**Given records:**
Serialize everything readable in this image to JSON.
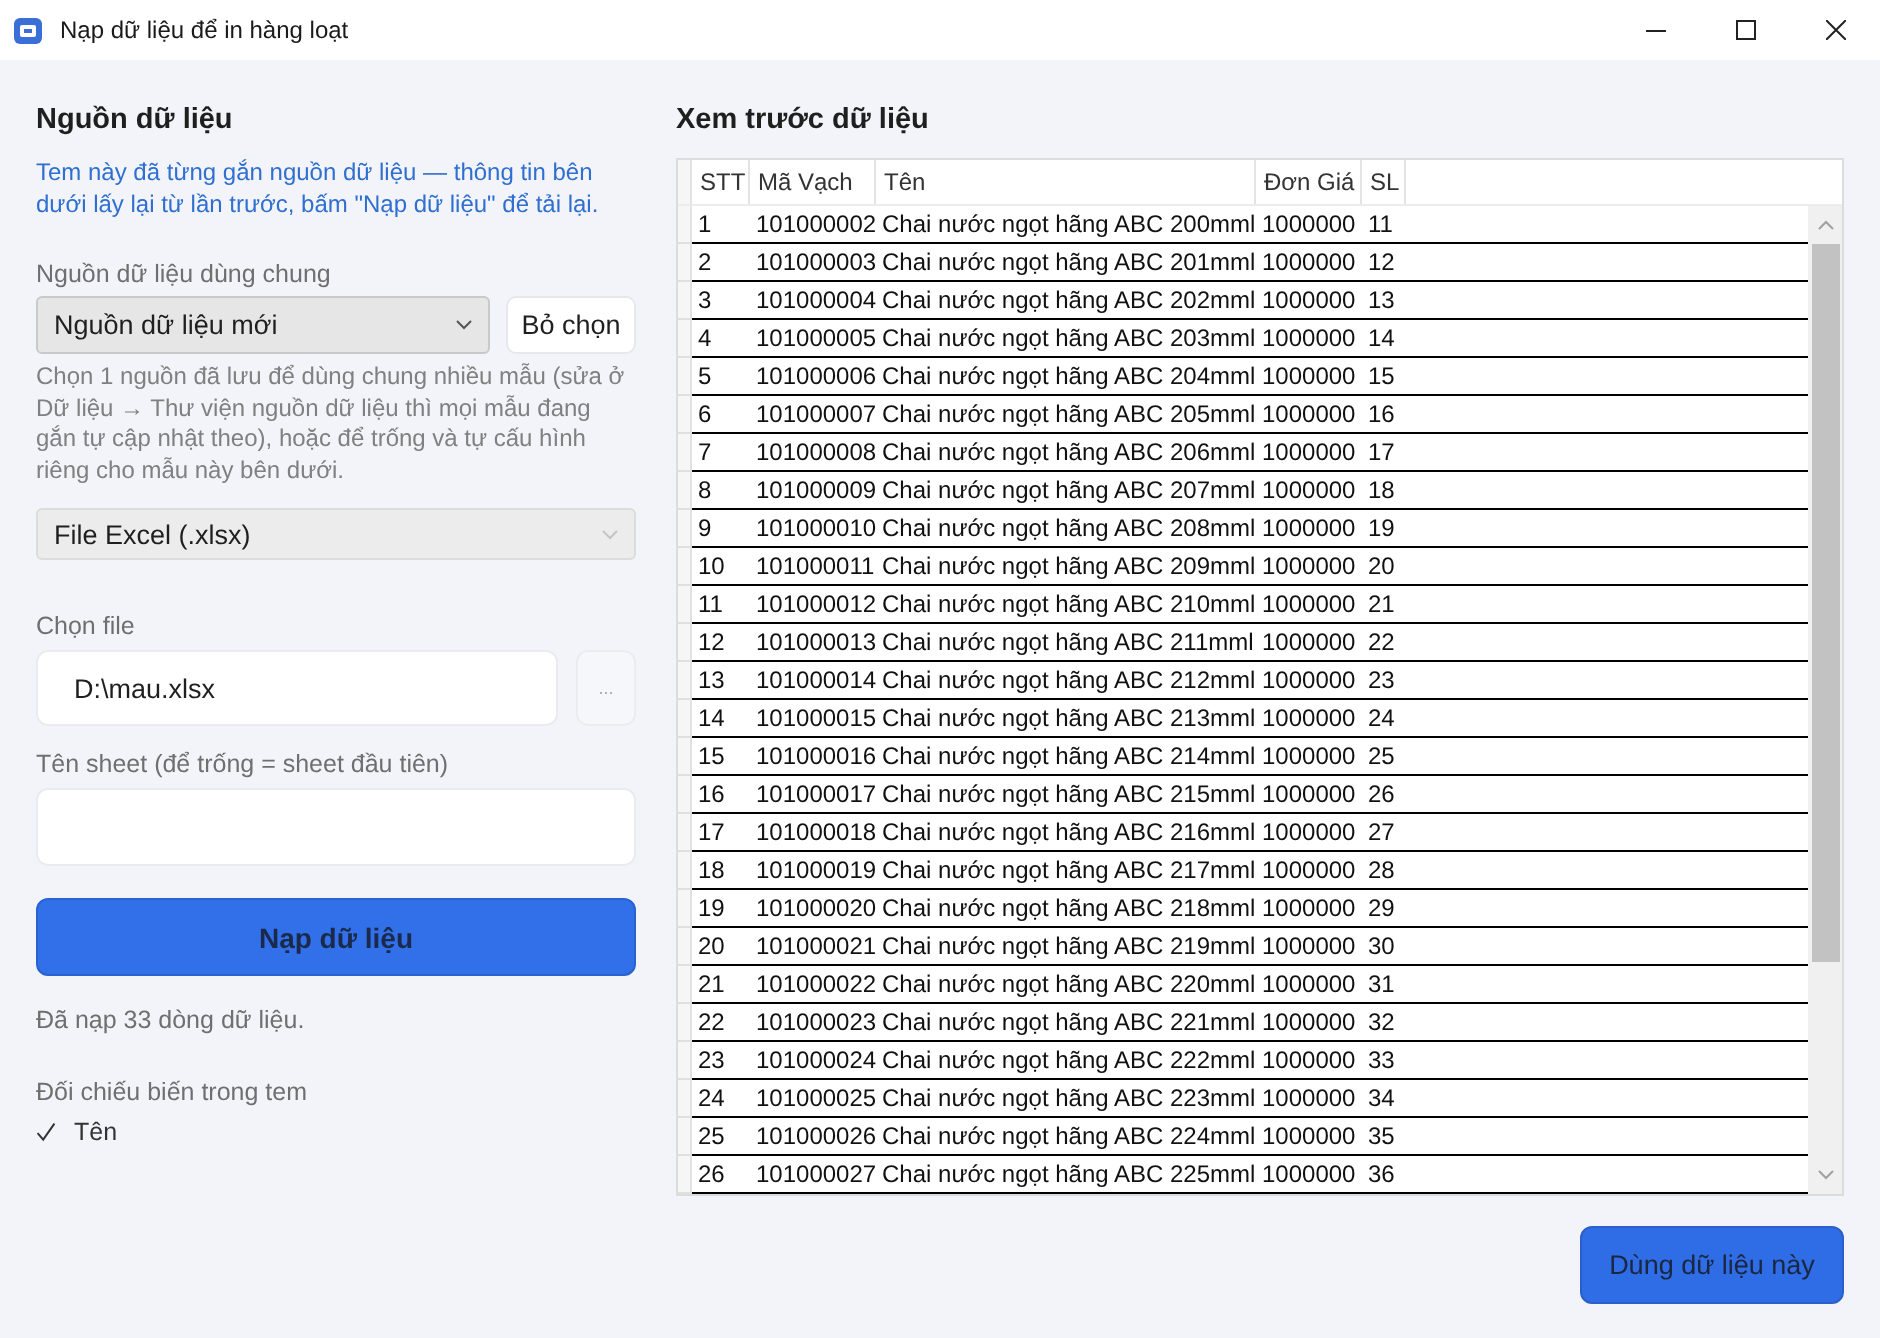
{
  "window": {
    "title": "Nạp dữ liệu để in hàng loạt"
  },
  "source_panel": {
    "heading": "Nguồn dữ liệu",
    "note": "Tem này đã từng gắn nguồn dữ liệu — thông tin bên dưới lấy lại từ lần trước, bấm \"Nạp dữ liệu\" để tải lại.",
    "shared_source": {
      "label": "Nguồn dữ liệu dùng chung",
      "value": "Nguồn dữ liệu mới",
      "disabled": false
    },
    "clear_button": "Bỏ chọn",
    "shared_hint": "Chọn 1 nguồn đã lưu để dùng chung nhiều mẫu (sửa ở Dữ liệu → Thư viện nguồn dữ liệu thì mọi mẫu đang gắn tự cập nhật theo), hoặc để trống và tự cấu hình riêng cho mẫu này bên dưới.",
    "source_type": {
      "value": "File Excel (.xlsx)",
      "disabled": true
    },
    "file": {
      "label": "Chọn file",
      "value": "D:\\mau.xlsx",
      "browse_button": "..."
    },
    "sheet": {
      "label": "Tên sheet (để trống = sheet đầu tiên)"
    },
    "load_button": "Nạp dữ liệu",
    "status": "Đã nạp 33 dòng dữ liệu.",
    "variables": {
      "label": "Đối chiếu biến trong tem",
      "items": [
        {
          "name": "Tên",
          "checked": true
        }
      ]
    }
  },
  "preview": {
    "heading": "Xem trước dữ liệu",
    "table": {
      "columns": [
        "STT",
        "Mã Vạch",
        "Tên",
        "Đơn Giá",
        "SL"
      ],
      "rows": [
        [
          "1",
          "101000002",
          "Chai nước ngọt hãng ABC 200mml",
          "1000000",
          "11"
        ],
        [
          "2",
          "101000003",
          "Chai nước ngọt hãng ABC 201mml",
          "1000000",
          "12"
        ],
        [
          "3",
          "101000004",
          "Chai nước ngọt hãng ABC 202mml",
          "1000000",
          "13"
        ],
        [
          "4",
          "101000005",
          "Chai nước ngọt hãng ABC 203mml",
          "1000000",
          "14"
        ],
        [
          "5",
          "101000006",
          "Chai nước ngọt hãng ABC 204mml",
          "1000000",
          "15"
        ],
        [
          "6",
          "101000007",
          "Chai nước ngọt hãng ABC 205mml",
          "1000000",
          "16"
        ],
        [
          "7",
          "101000008",
          "Chai nước ngọt hãng ABC 206mml",
          "1000000",
          "17"
        ],
        [
          "8",
          "101000009",
          "Chai nước ngọt hãng ABC 207mml",
          "1000000",
          "18"
        ],
        [
          "9",
          "101000010",
          "Chai nước ngọt hãng ABC 208mml",
          "1000000",
          "19"
        ],
        [
          "10",
          "101000011",
          "Chai nước ngọt hãng ABC 209mml",
          "1000000",
          "20"
        ],
        [
          "11",
          "101000012",
          "Chai nước ngọt hãng ABC 210mml",
          "1000000",
          "21"
        ],
        [
          "12",
          "101000013",
          "Chai nước ngọt hãng ABC 211mml",
          "1000000",
          "22"
        ],
        [
          "13",
          "101000014",
          "Chai nước ngọt hãng ABC 212mml",
          "1000000",
          "23"
        ],
        [
          "14",
          "101000015",
          "Chai nước ngọt hãng ABC 213mml",
          "1000000",
          "24"
        ],
        [
          "15",
          "101000016",
          "Chai nước ngọt hãng ABC 214mml",
          "1000000",
          "25"
        ],
        [
          "16",
          "101000017",
          "Chai nước ngọt hãng ABC 215mml",
          "1000000",
          "26"
        ],
        [
          "17",
          "101000018",
          "Chai nước ngọt hãng ABC 216mml",
          "1000000",
          "27"
        ],
        [
          "18",
          "101000019",
          "Chai nước ngọt hãng ABC 217mml",
          "1000000",
          "28"
        ],
        [
          "19",
          "101000020",
          "Chai nước ngọt hãng ABC 218mml",
          "1000000",
          "29"
        ],
        [
          "20",
          "101000021",
          "Chai nước ngọt hãng ABC 219mml",
          "1000000",
          "30"
        ],
        [
          "21",
          "101000022",
          "Chai nước ngọt hãng ABC 220mml",
          "1000000",
          "31"
        ],
        [
          "22",
          "101000023",
          "Chai nước ngọt hãng ABC 221mml",
          "1000000",
          "32"
        ],
        [
          "23",
          "101000024",
          "Chai nước ngọt hãng ABC 222mml",
          "1000000",
          "33"
        ],
        [
          "24",
          "101000025",
          "Chai nước ngọt hãng ABC 223mml",
          "1000000",
          "34"
        ],
        [
          "25",
          "101000026",
          "Chai nước ngọt hãng ABC 224mml",
          "1000000",
          "35"
        ],
        [
          "26",
          "101000027",
          "Chai nước ngọt hãng ABC 225mml",
          "1000000",
          "36"
        ]
      ]
    }
  },
  "use_button": "Dùng dữ liệu này"
}
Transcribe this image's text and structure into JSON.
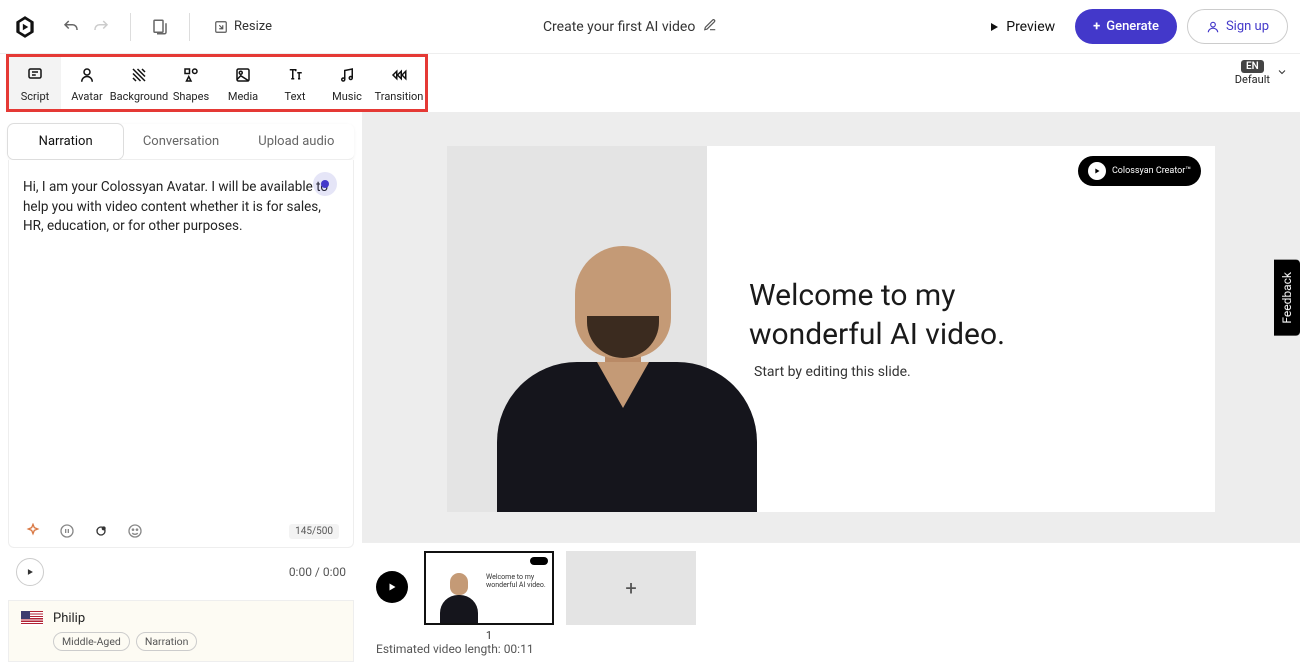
{
  "header": {
    "resize": "Resize",
    "title": "Create your first AI video",
    "preview": "Preview",
    "generate": "Generate",
    "signup": "Sign up",
    "language_code": "EN",
    "language_label": "Default"
  },
  "toolbar": {
    "items": [
      {
        "label": "Script"
      },
      {
        "label": "Avatar"
      },
      {
        "label": "Background"
      },
      {
        "label": "Shapes"
      },
      {
        "label": "Media"
      },
      {
        "label": "Text"
      },
      {
        "label": "Music"
      },
      {
        "label": "Transition"
      }
    ]
  },
  "tabs": {
    "narration": "Narration",
    "conversation": "Conversation",
    "upload": "Upload audio"
  },
  "script": {
    "text": "Hi, I am your Colossyan Avatar. I will be available to help you with video content whether it is for sales, HR, education, or for other purposes.",
    "counter": "145/500"
  },
  "playback": {
    "time": "0:00 / 0:00"
  },
  "voice": {
    "name": "Philip",
    "tag1": "Middle-Aged",
    "tag2": "Narration"
  },
  "slide": {
    "title_line1": "Welcome to my",
    "title_line2": "wonderful AI video.",
    "subtitle": "Start by editing this slide.",
    "brand": "Colossyan Creator™"
  },
  "timeline": {
    "thumb_text1": "Welcome to my",
    "thumb_text2": "wonderful AI video.",
    "thumb_num": "1",
    "estimated": "Estimated video length: 00:11"
  },
  "feedback": "Feedback"
}
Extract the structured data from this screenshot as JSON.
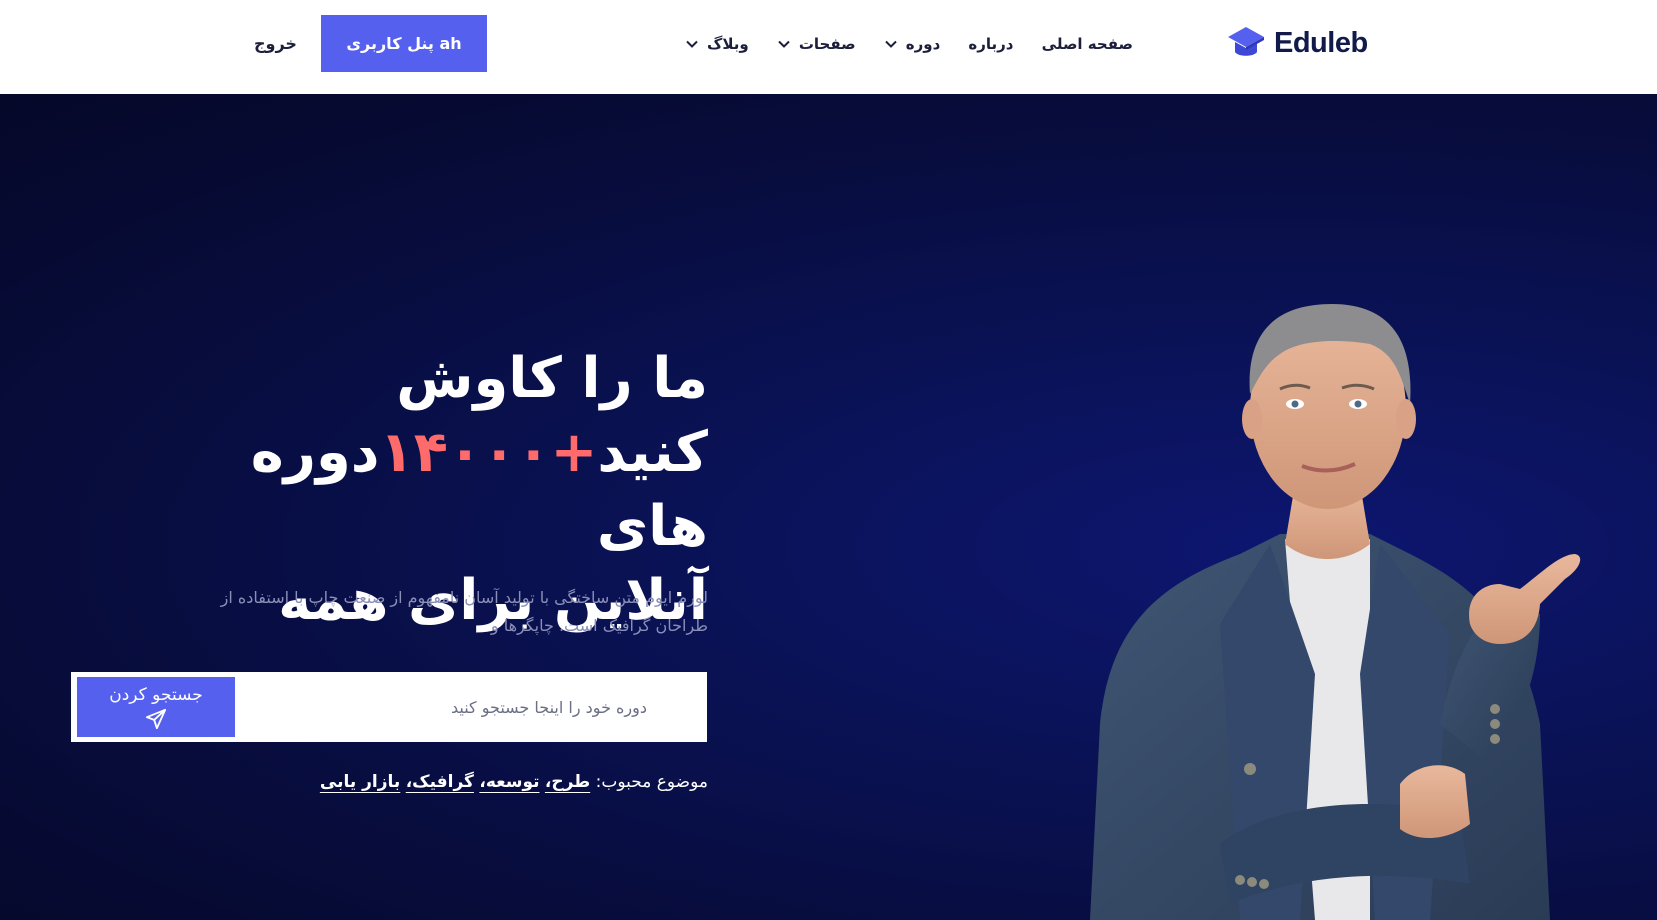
{
  "header": {
    "logo_text": "Eduleb",
    "logo_icon": "graduation-cap-icon",
    "nav": [
      {
        "label": "صفحه اصلی",
        "dropdown": false
      },
      {
        "label": "درباره",
        "dropdown": false
      },
      {
        "label": "دوره",
        "dropdown": true
      },
      {
        "label": "صفحات",
        "dropdown": true
      },
      {
        "label": "وبلاگ",
        "dropdown": true
      }
    ],
    "panel_button": "پنل کاربری ah",
    "logout": "خروج"
  },
  "hero": {
    "headline_line1": "ما را کاوش",
    "headline_line2_a": "کنید",
    "headline_accent": "+۱۴۰۰۰",
    "headline_line2_b": "دوره های",
    "headline_line3": "آنلاین برای همه",
    "description": "لورم ایوم متن ساختگی با تولید آسان نامفهوم از صنعت چاپ با استفاده از طراحان گرافیک است. چاپگرها و",
    "search": {
      "placeholder": "دوره خود را اینجا جستجو کنید",
      "button_label": "جستجو کردن",
      "button_icon": "paper-plane-icon"
    },
    "topics_label": "موضوع محبوب:",
    "topics": [
      "طرح،",
      "توسعه،",
      "گرافیک،",
      "بازار یابی"
    ]
  },
  "colors": {
    "accent": "#5561ee",
    "highlight": "#ff6b6b",
    "hero_bg": "#070c3a",
    "nav_text": "#1b1f3b"
  }
}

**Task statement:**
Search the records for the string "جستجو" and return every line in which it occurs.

**Result of the task:**
      "placeholder": "دوره خود را اینجا جستجو کنید",
      "button_label": "جستجو کردن",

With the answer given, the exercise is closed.